Thursday, March 06, 2008

How Esquire Crossed The Line Into Complete Tastlelessness

Oh, Esquire.

Such a story behind your existence; so back and forth. Once a wink-wink-nudge-nudge men's magazine, you ran wonderful, groundbreaking features decades ago before sliding into your own shadow somewhere -- and then, lately, you've been catching up to your old, clubby self.

Well no more.

My dear friend Mr. Stevens passed along this story to me -- one called "Heath Ledger's Last Days," by Lisa Taddeo. In it:

"To write a conceivable chronicle of Heath Ledger's final days, writer Lisa Taddeo visited the actor's neighborhood, talked to the store owners and bartenders who may have seen him during his last week, and read as many accounts and rumors about the events surrounding his death as possible. She filled in the rest with her imagination. The result is what we call reported fiction. Some of the elements are true. (Ledger was in London. He was a regular at the Beatrice Inn and the Mirö Cafe. And he was infatuated with Nick Drake.) Others are not."

To which Mr. Stevens responded -- and I agree -- "How does this stuff get greenlit? I mean, how do you even clear this? Legally? As "reported fiction"?

And frankly, I'm not truly up on defamation laws enough to know -- but what I do ask myself is, "how tasteless is this?" It's certainly lacking tact. Why you would run such an exploitative feature -- I may have just answered my own question here -- is beyond me, whether it's a short time after the man's death or not. Frankly, why would anyone want to read this?

Is James Frey back in vogue already? (Boy, wouldn't this be an ironic treatment of his death.)

I used to think Esquire hinted at great journalism. I still do. But features like this are just, well, tasteless. And the fact that this went through the hands of so many people in the Hearst Tower has me wholly puzzled.

"How do you even pitch a story like this? This is like some sick Maxim joke."


Anonymous said...

This is the pits. Read a really old Esquire and compare: night and day. They used to run good stories. That was generations ago. Now it is soooo dumb and stupid. I think they are either afraid to do anything good or they are just bad and rotten to the core. Either way, it's pathetic, really.

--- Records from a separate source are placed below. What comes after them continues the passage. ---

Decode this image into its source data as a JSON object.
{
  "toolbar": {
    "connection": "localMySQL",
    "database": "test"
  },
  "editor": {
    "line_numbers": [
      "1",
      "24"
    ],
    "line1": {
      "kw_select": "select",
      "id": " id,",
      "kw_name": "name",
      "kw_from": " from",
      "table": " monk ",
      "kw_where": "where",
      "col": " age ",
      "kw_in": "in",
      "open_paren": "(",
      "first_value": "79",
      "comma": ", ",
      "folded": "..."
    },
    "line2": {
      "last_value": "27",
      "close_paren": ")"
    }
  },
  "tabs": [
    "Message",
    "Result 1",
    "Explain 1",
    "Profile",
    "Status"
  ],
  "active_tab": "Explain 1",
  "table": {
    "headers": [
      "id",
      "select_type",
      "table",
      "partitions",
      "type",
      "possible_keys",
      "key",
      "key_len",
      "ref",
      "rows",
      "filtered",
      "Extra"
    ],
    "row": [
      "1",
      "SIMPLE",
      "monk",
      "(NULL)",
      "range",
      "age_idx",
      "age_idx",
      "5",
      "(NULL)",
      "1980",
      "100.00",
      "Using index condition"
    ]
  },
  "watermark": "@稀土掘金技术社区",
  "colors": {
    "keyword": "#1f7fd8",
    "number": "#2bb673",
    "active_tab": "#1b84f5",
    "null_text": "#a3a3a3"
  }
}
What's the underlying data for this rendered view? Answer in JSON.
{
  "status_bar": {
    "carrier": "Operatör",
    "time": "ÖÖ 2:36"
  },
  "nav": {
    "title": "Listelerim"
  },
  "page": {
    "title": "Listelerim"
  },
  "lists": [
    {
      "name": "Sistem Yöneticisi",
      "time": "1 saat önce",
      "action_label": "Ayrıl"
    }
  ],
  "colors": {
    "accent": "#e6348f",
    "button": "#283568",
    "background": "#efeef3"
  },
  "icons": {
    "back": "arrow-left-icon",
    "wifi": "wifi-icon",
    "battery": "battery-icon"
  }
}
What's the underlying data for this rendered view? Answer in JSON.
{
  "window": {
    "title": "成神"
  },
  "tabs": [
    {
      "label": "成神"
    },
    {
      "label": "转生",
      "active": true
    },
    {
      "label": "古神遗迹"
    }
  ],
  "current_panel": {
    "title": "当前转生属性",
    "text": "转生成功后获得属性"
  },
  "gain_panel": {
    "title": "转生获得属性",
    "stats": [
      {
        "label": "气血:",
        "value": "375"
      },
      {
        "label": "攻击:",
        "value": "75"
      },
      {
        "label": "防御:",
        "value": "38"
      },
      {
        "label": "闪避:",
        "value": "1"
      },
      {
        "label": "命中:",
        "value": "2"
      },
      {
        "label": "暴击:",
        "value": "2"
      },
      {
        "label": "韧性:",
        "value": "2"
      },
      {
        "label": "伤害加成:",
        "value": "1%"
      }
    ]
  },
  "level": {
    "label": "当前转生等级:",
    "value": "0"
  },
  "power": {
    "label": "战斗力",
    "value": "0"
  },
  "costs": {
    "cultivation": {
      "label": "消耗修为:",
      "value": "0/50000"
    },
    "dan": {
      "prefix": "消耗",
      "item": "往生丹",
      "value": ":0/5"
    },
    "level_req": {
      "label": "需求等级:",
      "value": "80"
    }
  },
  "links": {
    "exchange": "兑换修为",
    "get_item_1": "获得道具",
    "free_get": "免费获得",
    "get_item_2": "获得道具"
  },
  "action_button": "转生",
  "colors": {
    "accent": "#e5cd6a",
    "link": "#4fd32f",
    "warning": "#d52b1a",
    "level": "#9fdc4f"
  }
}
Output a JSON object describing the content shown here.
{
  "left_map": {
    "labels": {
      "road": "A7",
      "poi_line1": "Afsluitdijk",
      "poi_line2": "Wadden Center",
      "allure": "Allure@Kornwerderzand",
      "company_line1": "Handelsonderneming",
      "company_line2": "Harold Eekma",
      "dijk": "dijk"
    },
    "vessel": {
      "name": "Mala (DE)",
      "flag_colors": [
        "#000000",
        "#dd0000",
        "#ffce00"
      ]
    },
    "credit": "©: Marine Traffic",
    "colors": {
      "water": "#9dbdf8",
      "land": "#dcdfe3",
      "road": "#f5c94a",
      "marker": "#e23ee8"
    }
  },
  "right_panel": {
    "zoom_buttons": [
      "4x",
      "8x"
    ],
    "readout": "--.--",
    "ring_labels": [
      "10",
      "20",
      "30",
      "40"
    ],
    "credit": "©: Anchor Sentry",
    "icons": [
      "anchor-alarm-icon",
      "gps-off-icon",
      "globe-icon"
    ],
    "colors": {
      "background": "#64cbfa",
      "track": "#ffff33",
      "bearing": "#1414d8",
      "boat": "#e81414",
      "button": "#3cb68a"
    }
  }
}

Anonymous said...

I just read the story. I agree, it is tasteless. And terrible.